- Opening Delimiter -
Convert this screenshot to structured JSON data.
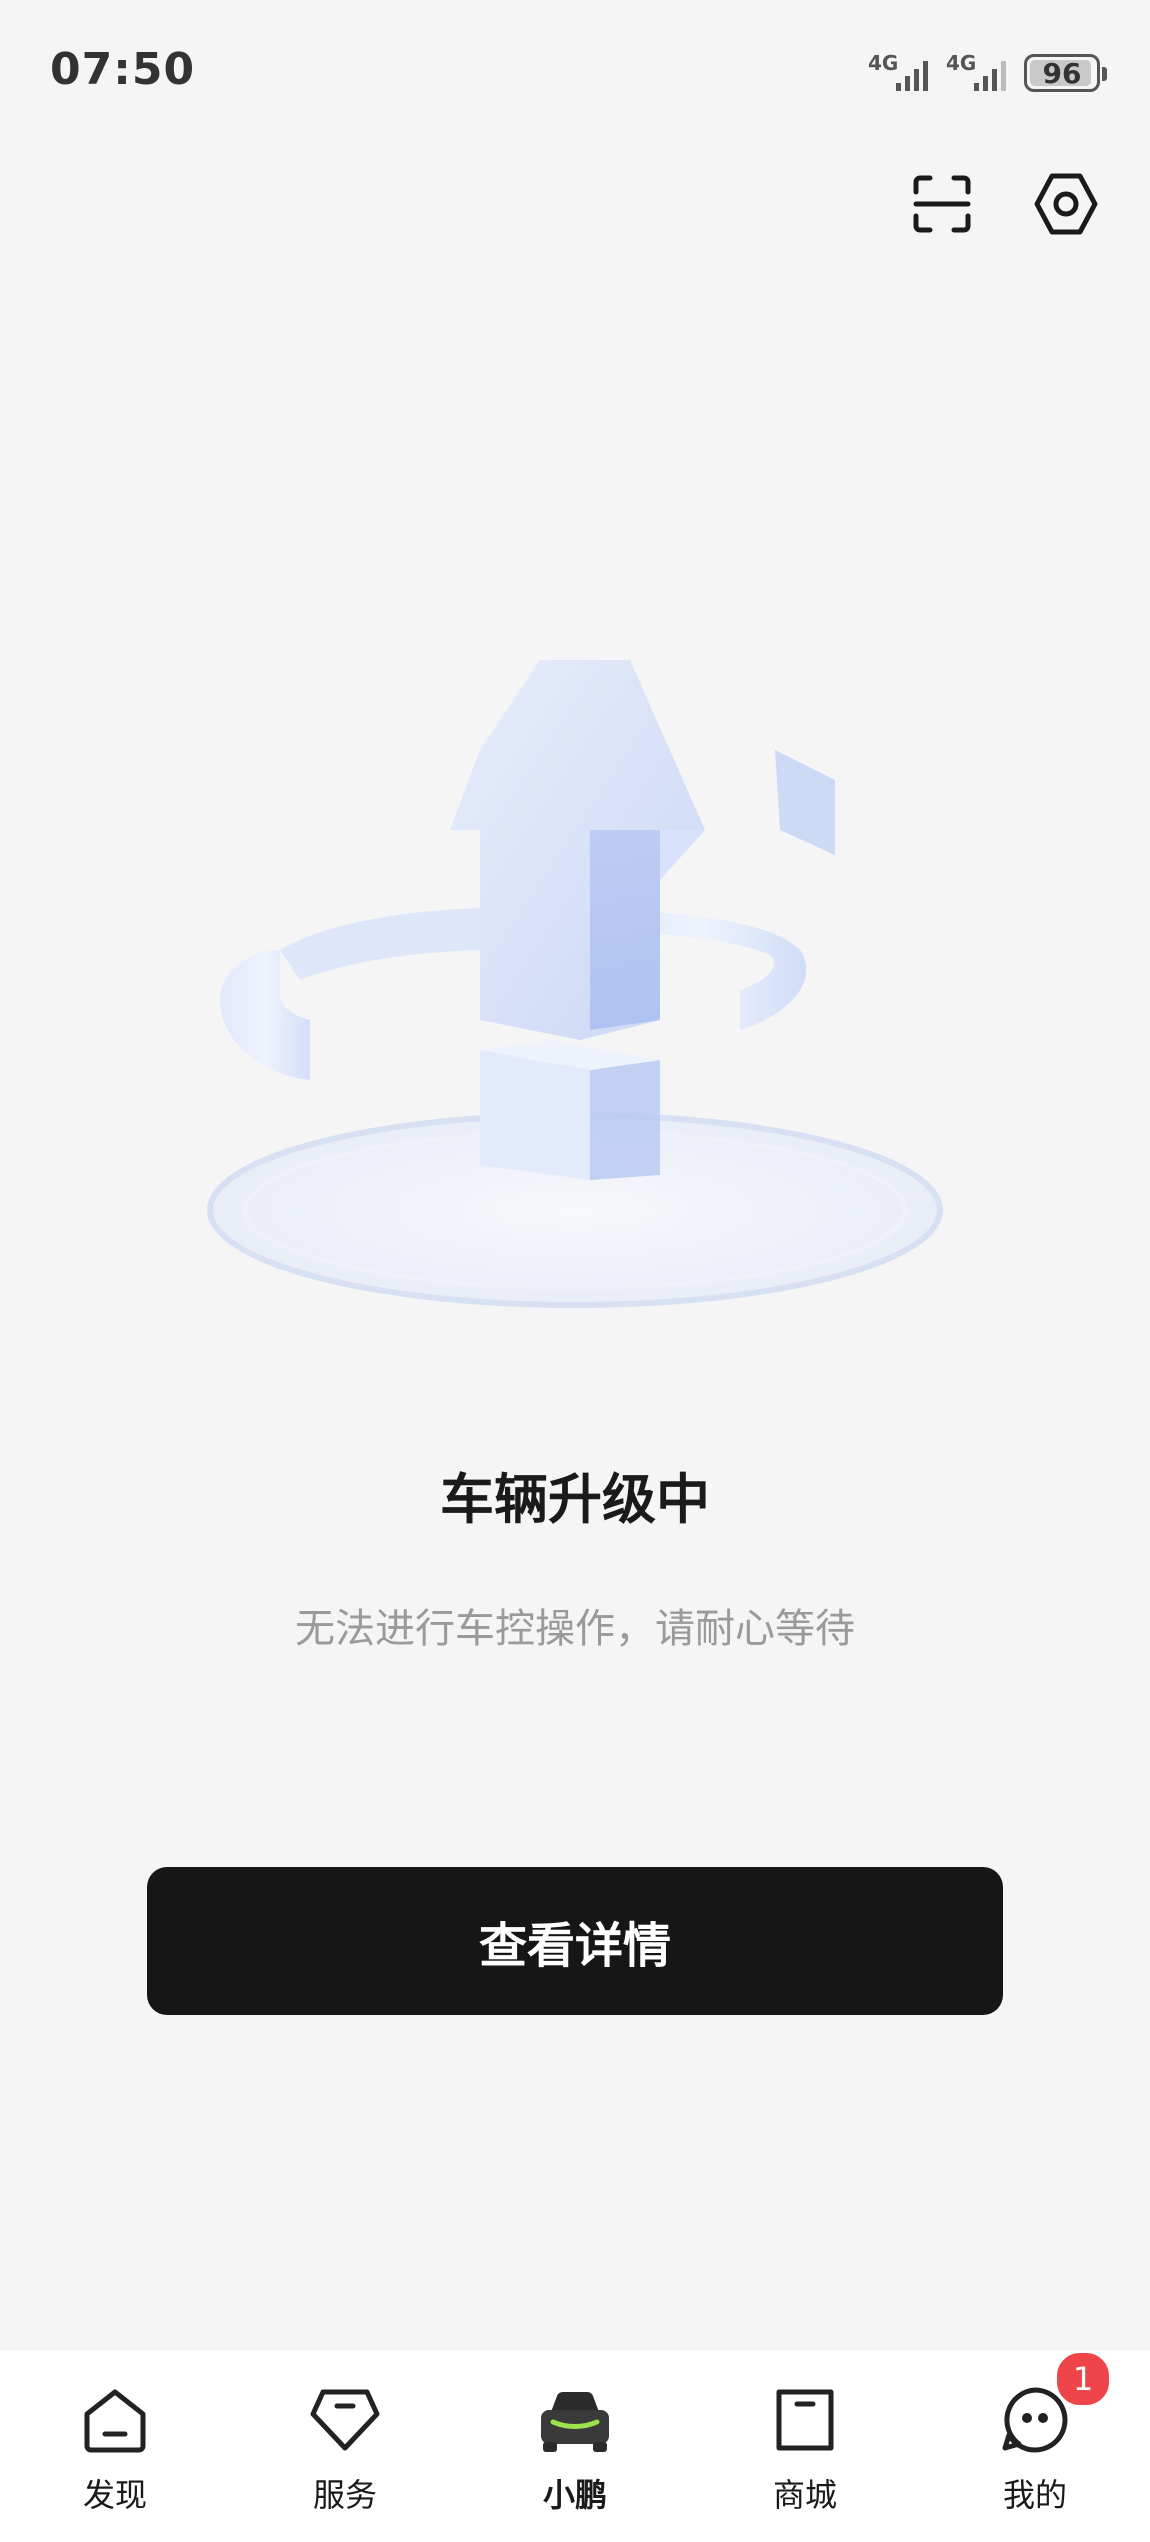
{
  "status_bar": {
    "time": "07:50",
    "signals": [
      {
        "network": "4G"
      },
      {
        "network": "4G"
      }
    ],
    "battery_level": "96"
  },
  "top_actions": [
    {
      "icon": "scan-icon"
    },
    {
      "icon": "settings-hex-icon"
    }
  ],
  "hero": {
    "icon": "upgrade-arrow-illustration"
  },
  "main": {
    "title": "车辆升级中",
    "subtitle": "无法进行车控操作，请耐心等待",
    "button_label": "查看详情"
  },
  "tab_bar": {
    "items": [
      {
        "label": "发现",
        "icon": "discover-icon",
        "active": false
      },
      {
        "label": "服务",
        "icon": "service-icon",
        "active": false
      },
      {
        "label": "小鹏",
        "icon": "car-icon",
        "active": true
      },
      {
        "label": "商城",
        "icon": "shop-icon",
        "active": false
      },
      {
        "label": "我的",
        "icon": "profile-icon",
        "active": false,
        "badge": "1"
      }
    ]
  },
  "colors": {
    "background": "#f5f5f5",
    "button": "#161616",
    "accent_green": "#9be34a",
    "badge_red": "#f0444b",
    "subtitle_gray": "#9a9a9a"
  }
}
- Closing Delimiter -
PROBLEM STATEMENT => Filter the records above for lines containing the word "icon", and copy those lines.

EXERCISE RESULT =>
      "icon": "scan-icon"
      "icon": "settings-hex-icon"
    "icon": "upgrade-arrow-illustration"
        "icon": "discover-icon",
        "icon": "service-icon",
        "icon": "car-icon",
        "icon": "shop-icon",
        "icon": "profile-icon",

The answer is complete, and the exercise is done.